*PROBLEM TO WORK ON*.
Every line of the data that includes "value" should be copied out.

Stored dataset items
========================

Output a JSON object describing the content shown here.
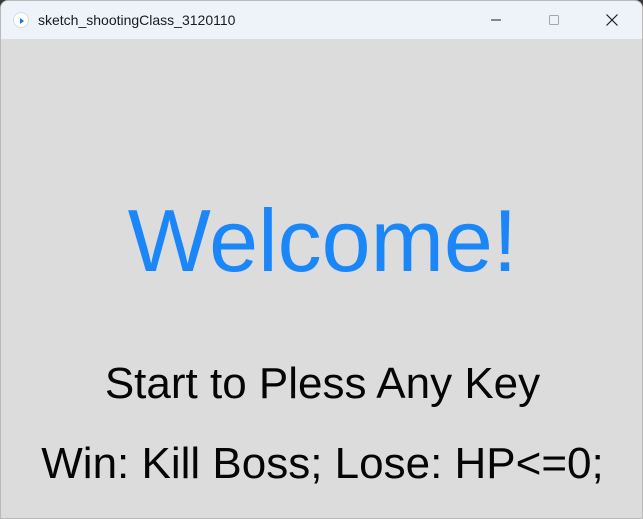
{
  "window": {
    "title": "sketch_shootingClass_3120110",
    "app_icon": "processing-play-icon",
    "controls": {
      "minimize": "minimize-icon",
      "maximize": "maximize-icon",
      "close": "close-icon"
    }
  },
  "screen": {
    "headline": "Welcome!",
    "prompt": "Start to Pless Any Key",
    "rules": "Win: Kill Boss; Lose: HP<=0;"
  },
  "colors": {
    "background": "#dcdcdc",
    "headline": "#1a86f8",
    "text": "#050505",
    "titlebar": "#eef3fa"
  }
}
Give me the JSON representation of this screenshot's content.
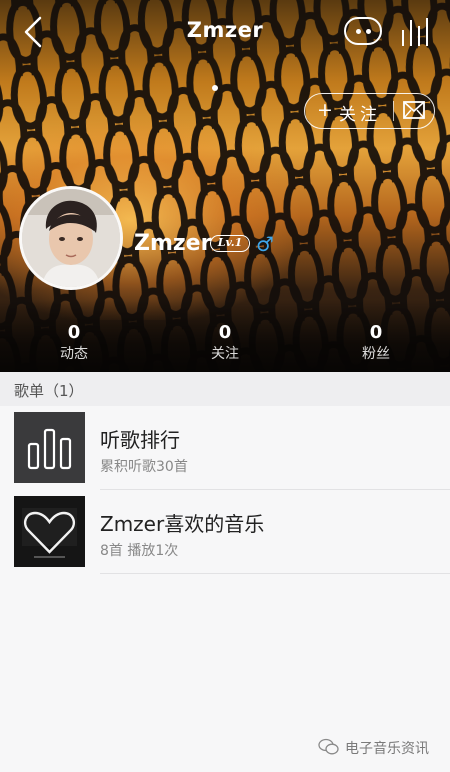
{
  "header": {
    "title": "Zmzer",
    "follow_plus": "+",
    "follow_label": "关注"
  },
  "profile": {
    "username": "Zmzer",
    "level": "Lv.1",
    "gender_symbol": "♂"
  },
  "stats": [
    {
      "value": "0",
      "label": "动态"
    },
    {
      "value": "0",
      "label": "关注"
    },
    {
      "value": "0",
      "label": "粉丝"
    }
  ],
  "playlists": {
    "section_title": "歌单（1）",
    "items": [
      {
        "name": "听歌排行",
        "meta": "累积听歌30首"
      },
      {
        "name": "Zmzer喜欢的音乐",
        "meta": "8首  播放1次"
      }
    ]
  },
  "watermark": {
    "text": "电子音乐资讯"
  },
  "colors": {
    "accent_gender": "#3ea6ea",
    "page_bg": "#f7f7f8",
    "section_bg": "#eeeef0"
  },
  "icons": [
    "back-arrow-icon",
    "more-dots-icon",
    "now-playing-icon",
    "mail-icon",
    "male-icon",
    "bar-chart-icon",
    "heart-icon",
    "wechat-icon"
  ]
}
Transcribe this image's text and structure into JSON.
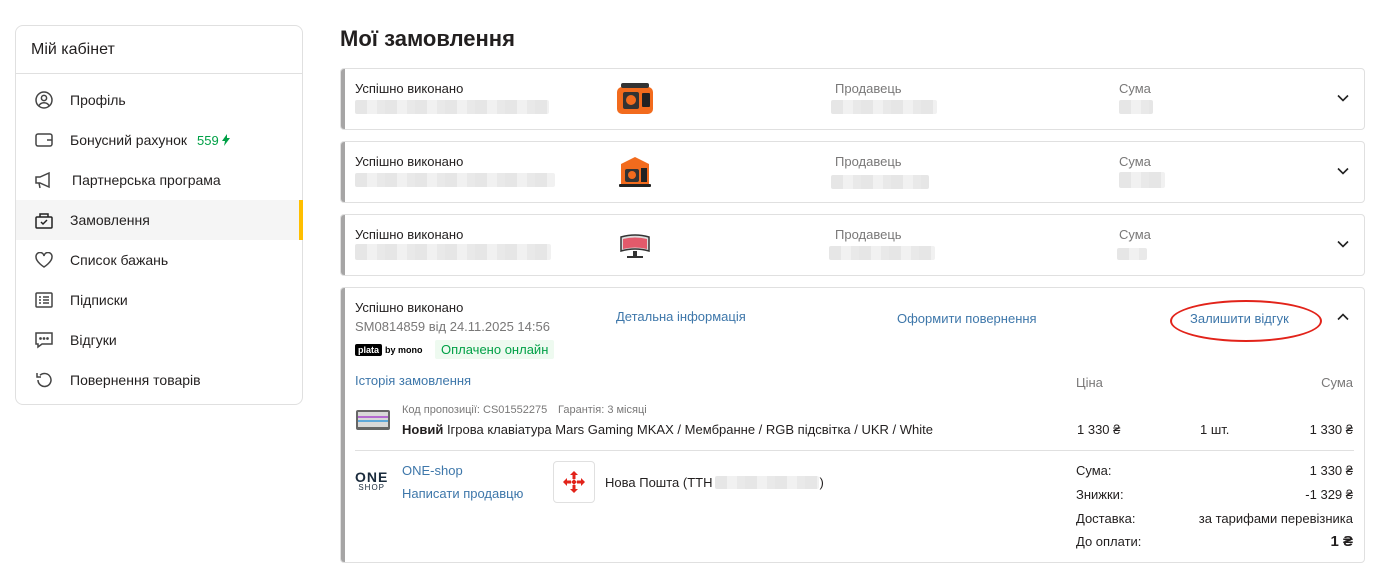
{
  "sidebar": {
    "title": "Мій кабінет",
    "items": [
      {
        "label": "Профіль",
        "icon": "user-icon"
      },
      {
        "label": "Бонусний рахунок",
        "icon": "wallet-icon",
        "badge": "559"
      },
      {
        "label": "Партнерська програма",
        "icon": "megaphone-icon"
      },
      {
        "label": "Замовлення",
        "icon": "orders-icon",
        "active": true
      },
      {
        "label": "Список бажань",
        "icon": "heart-icon"
      },
      {
        "label": "Підписки",
        "icon": "list-icon"
      },
      {
        "label": "Відгуки",
        "icon": "comment-icon"
      },
      {
        "label": "Повернення товарів",
        "icon": "return-icon"
      }
    ]
  },
  "main": {
    "title": "Мої замовлення",
    "collapsed_orders": [
      {
        "status": "Успішно виконано",
        "seller_label": "Продавець",
        "sum_label": "Сума",
        "thumb": "generator-icon"
      },
      {
        "status": "Успішно виконано",
        "seller_label": "Продавець",
        "sum_label": "Сума",
        "thumb": "generator-icon"
      },
      {
        "status": "Успішно виконано",
        "seller_label": "Продавець",
        "sum_label": "Сума",
        "thumb": "monitor-icon"
      }
    ],
    "expanded_order": {
      "status": "Успішно виконано",
      "number": "SM0814859 від 24.11.2025 14:56",
      "payment_brand": "plata",
      "payment_by": "by mono",
      "paid_label": "Оплачено онлайн",
      "details_link": "Детальна інформація",
      "return_link": "Оформити повернення",
      "review_link": "Залишити відгук",
      "history_link": "Історія замовлення",
      "col_price": "Ціна",
      "col_sum": "Сума",
      "item": {
        "offer_code": "Код пропозиції: CS01552275",
        "warranty": "Гарантія: 3 місяці",
        "condition": "Новий",
        "name": "Ігрова клавіатура Mars Gaming MKAX / Мембранне / RGB підсвітка / UKR / White",
        "price": "1 330 ₴",
        "qty": "1 шт.",
        "sum": "1 330 ₴"
      },
      "seller": {
        "logo_top": "ONE",
        "logo_bottom": "SHOP",
        "name": "ONE-shop",
        "write_link": "Написати продавцю"
      },
      "delivery": {
        "label": "Нова Пошта (ТТН",
        "closing": ")"
      },
      "totals": [
        {
          "label": "Сума:",
          "value": "1 330 ₴"
        },
        {
          "label": "Знижки:",
          "value": "-1 329 ₴"
        },
        {
          "label": "Доставка:",
          "value": "за тарифами перевізника"
        },
        {
          "label": "До оплати:",
          "value": "1 ₴"
        }
      ]
    }
  },
  "colors": {
    "accent": "#ffbf00",
    "link": "#3e77aa",
    "green": "#00a046",
    "highlight": "#e2231a"
  }
}
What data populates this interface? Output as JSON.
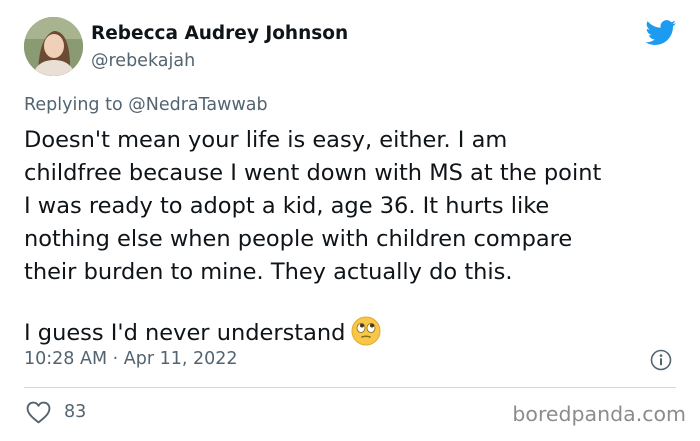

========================

*ANSWER TO THIS EXERCISE*.
      "value": "0",
      "value": "0",
      "value": "0",
          "value": "1 330 ₴"
          "value": "-1 329 ₴"
          "value": "за тарифами перевізника"
          "value": "1 ₴"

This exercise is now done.